Washington must also have felt the stress of being the most popular figure in the country. Wherever he went Washington was lionized. People poured out to see him in cities, towns, and villages all along his itinerary. Meeting and greeting, speeches, dinners and entertainments were all part of the routine. With as many as a dozen toasts at a dinner, Washington either had an amazing head for alcohol or took very small sips.

Washington first traveled south through the eastern parts of the Carolinas and Georgia and then returned to Virginia by a route that took him farther to the west. He entered North Carolina on the return trip late in May near Charlotte. Passing on through the state, Washington intended to spend the night in Salem, and word came to the town to expect the President in the afternoon of May 31st.

It is easy to imagine that Washington’s visit to Salem, while it was certainly the occasion of much enthusiasm was also the cause of a bit of anxiety. Throughout the south Washington’s tour was a celebration of the Revolution. He was hailed as the Father of his Country. Speeches and toasts memorialized his service in the war against Britain. Many of those who greeted and entertained him had been his fellow soldiers in that war. Salem was something of an exception.

The Moravians of Salem and the surrounding countryside — the old tract of Wachovia — had, at the time of the American Revolution, a tradition of pacifism going back more than three hundred years.
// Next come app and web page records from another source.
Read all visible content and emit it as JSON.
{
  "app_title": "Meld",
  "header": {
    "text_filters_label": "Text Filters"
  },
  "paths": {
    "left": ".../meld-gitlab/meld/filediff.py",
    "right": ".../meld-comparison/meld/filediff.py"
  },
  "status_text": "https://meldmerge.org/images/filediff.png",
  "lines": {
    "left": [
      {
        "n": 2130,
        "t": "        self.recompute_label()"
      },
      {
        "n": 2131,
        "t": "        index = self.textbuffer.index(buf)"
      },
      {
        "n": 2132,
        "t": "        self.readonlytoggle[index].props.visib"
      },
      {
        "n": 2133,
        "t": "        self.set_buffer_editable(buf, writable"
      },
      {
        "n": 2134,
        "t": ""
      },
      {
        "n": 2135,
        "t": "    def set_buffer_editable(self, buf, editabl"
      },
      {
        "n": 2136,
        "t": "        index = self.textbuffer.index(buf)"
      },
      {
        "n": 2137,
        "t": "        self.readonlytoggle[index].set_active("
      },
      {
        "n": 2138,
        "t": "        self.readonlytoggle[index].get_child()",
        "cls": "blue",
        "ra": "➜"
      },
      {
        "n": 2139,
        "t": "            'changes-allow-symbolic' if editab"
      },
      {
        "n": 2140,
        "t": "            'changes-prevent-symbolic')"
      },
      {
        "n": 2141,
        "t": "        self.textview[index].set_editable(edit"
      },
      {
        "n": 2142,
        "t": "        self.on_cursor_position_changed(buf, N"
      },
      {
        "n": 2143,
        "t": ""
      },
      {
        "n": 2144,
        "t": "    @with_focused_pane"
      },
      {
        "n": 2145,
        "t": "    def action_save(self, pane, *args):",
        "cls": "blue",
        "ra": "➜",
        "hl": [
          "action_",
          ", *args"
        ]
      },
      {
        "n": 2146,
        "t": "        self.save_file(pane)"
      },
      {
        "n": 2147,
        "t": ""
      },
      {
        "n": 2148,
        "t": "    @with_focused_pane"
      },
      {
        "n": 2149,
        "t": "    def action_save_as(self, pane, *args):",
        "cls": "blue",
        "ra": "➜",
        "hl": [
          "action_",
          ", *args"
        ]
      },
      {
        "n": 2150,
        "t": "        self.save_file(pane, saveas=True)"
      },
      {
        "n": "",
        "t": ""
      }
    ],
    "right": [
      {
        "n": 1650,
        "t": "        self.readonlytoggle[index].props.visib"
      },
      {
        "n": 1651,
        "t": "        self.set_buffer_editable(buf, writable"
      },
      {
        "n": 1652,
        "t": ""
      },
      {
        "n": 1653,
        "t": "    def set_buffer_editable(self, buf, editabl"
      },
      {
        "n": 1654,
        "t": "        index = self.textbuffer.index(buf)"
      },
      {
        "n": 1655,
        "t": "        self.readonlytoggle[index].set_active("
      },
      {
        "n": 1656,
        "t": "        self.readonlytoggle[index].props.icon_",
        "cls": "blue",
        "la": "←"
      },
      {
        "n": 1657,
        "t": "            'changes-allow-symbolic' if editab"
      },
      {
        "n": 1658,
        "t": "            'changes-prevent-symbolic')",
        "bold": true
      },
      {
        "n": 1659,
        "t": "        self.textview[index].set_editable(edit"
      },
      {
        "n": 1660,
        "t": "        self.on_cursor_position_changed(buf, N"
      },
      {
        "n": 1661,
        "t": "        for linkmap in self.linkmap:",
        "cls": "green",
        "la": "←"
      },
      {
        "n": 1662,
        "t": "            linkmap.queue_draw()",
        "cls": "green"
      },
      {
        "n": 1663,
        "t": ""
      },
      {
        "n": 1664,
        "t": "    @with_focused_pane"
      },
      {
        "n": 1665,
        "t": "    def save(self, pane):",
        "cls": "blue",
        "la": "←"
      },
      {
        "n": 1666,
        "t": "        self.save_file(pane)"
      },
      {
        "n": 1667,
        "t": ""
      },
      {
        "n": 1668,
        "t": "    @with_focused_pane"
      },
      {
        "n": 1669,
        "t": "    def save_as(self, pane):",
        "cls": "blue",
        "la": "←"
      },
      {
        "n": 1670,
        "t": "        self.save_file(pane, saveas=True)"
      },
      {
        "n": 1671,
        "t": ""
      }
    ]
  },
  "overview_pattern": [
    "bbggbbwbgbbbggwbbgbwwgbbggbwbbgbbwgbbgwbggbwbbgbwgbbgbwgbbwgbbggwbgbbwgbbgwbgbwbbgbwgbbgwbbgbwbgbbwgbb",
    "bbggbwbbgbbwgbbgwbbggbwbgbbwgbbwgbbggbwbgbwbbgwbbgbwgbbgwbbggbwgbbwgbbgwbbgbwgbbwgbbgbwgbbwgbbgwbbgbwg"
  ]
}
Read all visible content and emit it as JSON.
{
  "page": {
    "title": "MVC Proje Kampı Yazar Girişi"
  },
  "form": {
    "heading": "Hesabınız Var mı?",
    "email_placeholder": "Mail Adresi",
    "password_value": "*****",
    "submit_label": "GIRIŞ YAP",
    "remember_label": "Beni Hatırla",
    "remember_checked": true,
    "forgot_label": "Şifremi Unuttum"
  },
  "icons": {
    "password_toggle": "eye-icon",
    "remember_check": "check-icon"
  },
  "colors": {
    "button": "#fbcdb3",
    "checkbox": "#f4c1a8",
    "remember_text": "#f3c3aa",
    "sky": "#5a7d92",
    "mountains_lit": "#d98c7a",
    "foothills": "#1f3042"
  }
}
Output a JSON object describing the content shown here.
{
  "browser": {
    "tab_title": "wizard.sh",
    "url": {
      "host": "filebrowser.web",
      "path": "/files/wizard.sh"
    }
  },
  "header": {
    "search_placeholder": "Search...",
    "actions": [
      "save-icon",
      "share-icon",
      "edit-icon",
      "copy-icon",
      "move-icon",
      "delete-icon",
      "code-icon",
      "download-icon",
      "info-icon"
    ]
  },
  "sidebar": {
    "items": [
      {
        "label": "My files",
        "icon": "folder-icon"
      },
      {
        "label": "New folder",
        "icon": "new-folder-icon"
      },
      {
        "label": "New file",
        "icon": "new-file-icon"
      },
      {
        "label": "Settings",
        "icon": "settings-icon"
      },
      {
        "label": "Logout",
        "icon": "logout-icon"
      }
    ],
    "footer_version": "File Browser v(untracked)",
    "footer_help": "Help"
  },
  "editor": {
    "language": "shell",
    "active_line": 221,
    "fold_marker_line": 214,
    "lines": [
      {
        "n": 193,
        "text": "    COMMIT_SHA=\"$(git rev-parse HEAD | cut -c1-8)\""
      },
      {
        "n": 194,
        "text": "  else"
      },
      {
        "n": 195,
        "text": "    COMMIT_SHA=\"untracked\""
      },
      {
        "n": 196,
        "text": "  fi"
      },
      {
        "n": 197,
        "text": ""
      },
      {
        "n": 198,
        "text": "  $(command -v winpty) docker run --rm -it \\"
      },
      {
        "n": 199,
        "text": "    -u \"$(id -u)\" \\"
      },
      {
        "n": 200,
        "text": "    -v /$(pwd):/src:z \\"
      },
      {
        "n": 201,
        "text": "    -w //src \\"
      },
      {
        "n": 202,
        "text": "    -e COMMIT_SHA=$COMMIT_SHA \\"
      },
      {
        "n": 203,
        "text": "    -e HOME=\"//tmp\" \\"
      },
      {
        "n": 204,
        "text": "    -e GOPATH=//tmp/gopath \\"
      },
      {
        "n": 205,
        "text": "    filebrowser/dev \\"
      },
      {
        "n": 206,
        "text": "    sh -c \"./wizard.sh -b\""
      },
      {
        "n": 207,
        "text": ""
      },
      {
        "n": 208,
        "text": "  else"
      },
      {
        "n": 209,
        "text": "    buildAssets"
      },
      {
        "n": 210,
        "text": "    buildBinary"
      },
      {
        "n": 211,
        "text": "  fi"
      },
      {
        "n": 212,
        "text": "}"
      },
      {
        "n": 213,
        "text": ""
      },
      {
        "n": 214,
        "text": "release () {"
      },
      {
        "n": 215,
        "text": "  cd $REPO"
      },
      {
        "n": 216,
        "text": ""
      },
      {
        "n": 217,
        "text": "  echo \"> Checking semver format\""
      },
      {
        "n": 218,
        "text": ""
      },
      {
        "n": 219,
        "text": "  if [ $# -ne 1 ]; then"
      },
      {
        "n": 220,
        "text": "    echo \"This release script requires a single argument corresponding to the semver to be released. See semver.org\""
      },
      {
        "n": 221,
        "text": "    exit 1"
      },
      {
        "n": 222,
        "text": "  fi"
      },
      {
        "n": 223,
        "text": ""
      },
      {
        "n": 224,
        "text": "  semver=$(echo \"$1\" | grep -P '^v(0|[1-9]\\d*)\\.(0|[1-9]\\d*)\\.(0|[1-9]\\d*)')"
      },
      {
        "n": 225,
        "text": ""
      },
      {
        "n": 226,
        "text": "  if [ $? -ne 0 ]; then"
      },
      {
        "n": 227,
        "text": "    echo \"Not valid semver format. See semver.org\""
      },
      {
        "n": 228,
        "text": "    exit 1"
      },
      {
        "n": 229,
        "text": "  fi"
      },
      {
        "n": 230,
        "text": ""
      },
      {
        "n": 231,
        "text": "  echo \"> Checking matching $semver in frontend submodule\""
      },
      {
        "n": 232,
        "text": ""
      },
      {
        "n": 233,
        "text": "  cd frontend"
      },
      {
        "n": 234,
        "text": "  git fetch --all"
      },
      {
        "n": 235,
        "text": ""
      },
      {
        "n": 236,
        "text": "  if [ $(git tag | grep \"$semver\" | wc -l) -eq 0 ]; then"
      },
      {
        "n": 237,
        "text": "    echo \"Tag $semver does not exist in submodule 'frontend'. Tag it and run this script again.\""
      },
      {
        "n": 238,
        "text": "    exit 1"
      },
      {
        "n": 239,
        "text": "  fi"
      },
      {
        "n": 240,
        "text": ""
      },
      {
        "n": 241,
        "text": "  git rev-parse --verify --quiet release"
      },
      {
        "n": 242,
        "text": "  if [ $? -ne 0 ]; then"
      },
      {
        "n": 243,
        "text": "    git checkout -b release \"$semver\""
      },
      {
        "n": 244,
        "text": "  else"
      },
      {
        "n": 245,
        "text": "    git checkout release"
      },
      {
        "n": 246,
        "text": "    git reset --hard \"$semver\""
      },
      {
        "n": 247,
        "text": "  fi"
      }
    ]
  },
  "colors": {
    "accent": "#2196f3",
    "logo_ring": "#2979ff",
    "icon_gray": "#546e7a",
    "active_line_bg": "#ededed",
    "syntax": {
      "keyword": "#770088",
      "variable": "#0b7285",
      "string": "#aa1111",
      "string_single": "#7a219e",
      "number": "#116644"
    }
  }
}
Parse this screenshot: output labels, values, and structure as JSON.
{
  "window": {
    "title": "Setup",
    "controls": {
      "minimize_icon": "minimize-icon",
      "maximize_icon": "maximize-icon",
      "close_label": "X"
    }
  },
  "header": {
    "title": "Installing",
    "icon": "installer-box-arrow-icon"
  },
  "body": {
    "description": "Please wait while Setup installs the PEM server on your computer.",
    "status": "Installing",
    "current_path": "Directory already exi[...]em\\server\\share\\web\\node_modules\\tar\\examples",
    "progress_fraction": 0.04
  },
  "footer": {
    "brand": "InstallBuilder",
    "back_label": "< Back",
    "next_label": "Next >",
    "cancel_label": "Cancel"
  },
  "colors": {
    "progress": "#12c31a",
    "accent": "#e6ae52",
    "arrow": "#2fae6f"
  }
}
When hostilities began between the British government and its colonial opponents the Moravians asked to be left alone. The official diary of the Moravian settlements records simply, “It does not accord with our character as Brethren to mix in such political affairs, we are children of peace.” To patriots or loyalists, who were sacrificing much for their cause, this was hard to accept. The Moravian settlements were persecuted by both sides as they tried to maintain their religious commitment.

Whatever concern there may have been, the meeting between the President and the Moravians went smoothly and pleasantly. We are fortunate to have several accounts of Washington’s visit to Salem, the most important ones being the diary of the President himself and the official diary of the Moravian community. Washington was impressed with the neat orderly appearance of the town as well as with the demeanor of its inhabitants. He considered it a well governed, hard-working community. The people of Salem were impressed with Washington’s simple, friendly manner, particularly with children.

The Moravians loved music, and Washington was so pleased with the band which played for him on his arrival that he asked if he could have music to accompany his dinner. The next day, June 1, Washington toured Salem, visiting its workshops and Choir houses. He was particularly taken with the waterworks. In the afternoon the leaders of the community made a formal address to the President to which he responded. Governor Alexander Martin arrived late in the afternoon, and he and the President attended a “singstunde” with singing and instrumental music. At four o’clock on the morning of June 2nd, the presidential party left Salem and on June 9 crossed back into Virginia.


Sources:

Alden, John R. George Washington: a biography. Baton Rouge, LA: Louisiana State University Press, c. 1984.

Henderson Archibald. Washington’s southern tour, 1791. New York: Houghton Mifflin Company, 1923.

Fries, Adelaide, ed. Records of the Moravians in North Carolina, Vol. V. Raleigh, NC: The North Carolina Historical Commission, 1941.

Image Source:

“Old Tavern Where George Washington Was Entertained In 1791, Winston-Salem, N.C.” in Durwood Barbour Collection of North Carolina Postcards (P077), North Carolina Collection Photographic Archives, Wilson Library, UNC-Chapel Hill.